Speaking for the trees in 1967

A ban on DDT for Dutch elm disease
Speaking for the trees in 1967
Photo courtesy of Wikimedia Commons

It was in 1963, the year after Rachel Carson exposed the environmental hazards of DDT in Silent Spring, that the city stopped using the insecticide to kill the beetle spreading Dutch elm disease. It was in 1967, the year the Environmental Defense Fund was formed with the goal of banning DDT, that the Parks Commission and Board of Estimates both voted to resume its use, recommending the city spend $8,400 to spray 10,000 of the 27,000 city-owned trees from helicopters.
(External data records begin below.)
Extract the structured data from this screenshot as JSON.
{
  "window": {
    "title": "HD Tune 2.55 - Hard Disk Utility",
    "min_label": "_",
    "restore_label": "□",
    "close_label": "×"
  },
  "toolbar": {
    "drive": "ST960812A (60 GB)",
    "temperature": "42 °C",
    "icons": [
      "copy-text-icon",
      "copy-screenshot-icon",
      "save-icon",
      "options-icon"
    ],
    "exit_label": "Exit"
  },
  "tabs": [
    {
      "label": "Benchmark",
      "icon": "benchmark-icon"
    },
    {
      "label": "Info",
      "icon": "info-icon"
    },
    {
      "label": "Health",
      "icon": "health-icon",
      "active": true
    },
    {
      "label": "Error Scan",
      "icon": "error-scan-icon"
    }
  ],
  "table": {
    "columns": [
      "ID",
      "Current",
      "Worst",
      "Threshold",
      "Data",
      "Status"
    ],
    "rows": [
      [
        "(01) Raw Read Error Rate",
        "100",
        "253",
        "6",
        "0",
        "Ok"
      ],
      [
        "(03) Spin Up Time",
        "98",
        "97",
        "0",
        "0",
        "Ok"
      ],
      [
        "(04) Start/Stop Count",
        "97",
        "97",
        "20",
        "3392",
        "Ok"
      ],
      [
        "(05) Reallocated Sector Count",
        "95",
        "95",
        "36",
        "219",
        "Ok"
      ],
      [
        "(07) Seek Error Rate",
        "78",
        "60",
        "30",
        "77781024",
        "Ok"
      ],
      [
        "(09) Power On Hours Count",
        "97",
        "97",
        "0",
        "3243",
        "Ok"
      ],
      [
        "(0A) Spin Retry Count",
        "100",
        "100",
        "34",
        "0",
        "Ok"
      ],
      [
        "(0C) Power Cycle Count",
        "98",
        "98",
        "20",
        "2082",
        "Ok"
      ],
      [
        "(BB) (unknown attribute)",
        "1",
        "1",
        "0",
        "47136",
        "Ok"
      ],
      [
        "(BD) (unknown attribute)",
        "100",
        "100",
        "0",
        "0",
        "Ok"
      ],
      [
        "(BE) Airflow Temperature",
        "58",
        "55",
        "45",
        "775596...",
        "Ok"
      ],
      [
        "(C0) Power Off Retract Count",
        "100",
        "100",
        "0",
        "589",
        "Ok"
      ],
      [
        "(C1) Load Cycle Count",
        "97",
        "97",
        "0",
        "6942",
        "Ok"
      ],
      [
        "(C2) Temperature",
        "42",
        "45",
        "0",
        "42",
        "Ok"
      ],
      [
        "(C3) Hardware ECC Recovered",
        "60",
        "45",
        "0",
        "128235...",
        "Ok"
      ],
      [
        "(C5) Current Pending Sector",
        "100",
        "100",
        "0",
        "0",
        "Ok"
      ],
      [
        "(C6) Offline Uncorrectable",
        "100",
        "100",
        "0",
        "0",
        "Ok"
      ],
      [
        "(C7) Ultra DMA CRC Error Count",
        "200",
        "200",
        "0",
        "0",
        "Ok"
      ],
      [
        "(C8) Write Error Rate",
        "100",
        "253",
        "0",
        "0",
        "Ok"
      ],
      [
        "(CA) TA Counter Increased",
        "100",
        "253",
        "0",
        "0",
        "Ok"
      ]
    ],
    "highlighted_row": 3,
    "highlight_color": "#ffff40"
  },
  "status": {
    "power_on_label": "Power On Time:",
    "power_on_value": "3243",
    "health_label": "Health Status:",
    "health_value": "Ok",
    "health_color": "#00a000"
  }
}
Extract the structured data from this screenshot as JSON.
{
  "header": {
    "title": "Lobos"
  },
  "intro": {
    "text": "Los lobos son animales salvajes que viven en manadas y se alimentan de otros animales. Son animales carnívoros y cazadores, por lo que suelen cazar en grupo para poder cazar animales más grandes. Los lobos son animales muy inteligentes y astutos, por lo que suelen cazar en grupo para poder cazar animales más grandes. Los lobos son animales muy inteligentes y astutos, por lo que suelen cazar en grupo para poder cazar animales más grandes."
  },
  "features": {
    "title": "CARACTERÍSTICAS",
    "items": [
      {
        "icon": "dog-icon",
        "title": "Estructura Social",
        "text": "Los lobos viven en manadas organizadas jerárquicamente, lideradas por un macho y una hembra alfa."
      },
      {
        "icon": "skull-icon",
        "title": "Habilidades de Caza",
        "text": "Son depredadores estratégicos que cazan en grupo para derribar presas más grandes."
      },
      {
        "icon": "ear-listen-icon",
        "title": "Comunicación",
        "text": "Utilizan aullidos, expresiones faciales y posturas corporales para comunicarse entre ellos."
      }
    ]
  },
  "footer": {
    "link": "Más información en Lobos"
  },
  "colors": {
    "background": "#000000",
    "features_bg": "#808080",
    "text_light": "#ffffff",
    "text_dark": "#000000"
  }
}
About 55,000 of the city’s 130,000 shade trees were elm, about half of those on public property. By 1967, the city had lost about 3,000 trees since the fungus was found here in 1958, and the infestation was quickening; elm fatalities increased from 376 in 1965 to 766 in ’66 and over 1,000 in 1967.
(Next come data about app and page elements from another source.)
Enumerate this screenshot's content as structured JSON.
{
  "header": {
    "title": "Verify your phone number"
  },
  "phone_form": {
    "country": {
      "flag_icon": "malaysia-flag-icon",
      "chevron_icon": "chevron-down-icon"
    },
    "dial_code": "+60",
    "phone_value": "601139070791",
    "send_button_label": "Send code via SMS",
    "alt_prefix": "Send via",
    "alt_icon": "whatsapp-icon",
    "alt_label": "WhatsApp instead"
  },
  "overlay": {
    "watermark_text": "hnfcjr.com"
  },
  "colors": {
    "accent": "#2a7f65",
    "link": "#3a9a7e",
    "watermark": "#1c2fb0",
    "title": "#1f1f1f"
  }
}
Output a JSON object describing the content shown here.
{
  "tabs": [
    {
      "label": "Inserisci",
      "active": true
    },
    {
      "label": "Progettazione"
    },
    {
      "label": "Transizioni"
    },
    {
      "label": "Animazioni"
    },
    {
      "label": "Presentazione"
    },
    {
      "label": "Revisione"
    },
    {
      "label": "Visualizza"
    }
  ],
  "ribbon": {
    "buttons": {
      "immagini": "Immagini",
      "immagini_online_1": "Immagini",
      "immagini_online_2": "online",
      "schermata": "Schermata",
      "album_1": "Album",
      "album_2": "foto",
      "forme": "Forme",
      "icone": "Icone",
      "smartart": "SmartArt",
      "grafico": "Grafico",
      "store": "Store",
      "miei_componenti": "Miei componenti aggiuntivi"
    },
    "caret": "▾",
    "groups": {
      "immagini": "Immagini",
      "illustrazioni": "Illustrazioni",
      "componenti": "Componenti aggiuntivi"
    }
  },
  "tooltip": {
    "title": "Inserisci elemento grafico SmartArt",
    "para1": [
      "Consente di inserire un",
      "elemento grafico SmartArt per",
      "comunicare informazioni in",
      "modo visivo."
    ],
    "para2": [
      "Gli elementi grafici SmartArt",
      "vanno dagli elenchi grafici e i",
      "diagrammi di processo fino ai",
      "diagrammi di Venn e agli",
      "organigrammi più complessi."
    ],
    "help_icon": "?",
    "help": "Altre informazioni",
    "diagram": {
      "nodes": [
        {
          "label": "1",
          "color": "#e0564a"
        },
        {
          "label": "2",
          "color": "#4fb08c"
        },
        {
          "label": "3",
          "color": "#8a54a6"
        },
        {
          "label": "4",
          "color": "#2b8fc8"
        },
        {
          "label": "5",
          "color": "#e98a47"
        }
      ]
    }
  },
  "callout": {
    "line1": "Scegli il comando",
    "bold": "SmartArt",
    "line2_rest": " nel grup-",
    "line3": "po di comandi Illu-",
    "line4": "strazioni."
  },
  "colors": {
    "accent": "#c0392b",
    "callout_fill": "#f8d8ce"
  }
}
The only way to save the trees, Parks Superintendent James Marshall said, was to switch from methoxychlor back to DDT. West side Ald. Robert “Toby” Reynolds said Marshall’s priorities were misplaced. The elms are nice, he said, “but I just don’t think it’s a good idea to go out and fill the air with poison” that will last forever. The first time the council considered the commission proposal in the committee of the whole, it deadlocked– 11 votes to approve the plan, one short of the number needed, but not enough votes to adopt an ordinance banning its use, either. But two nights later, on Oct. 26, environmentalists won a clear victory–a 14-8 vote to ban using DDT on trees.

But it could still be applied on shrubs.

Return to 15 web extras about the summer of 1967 here.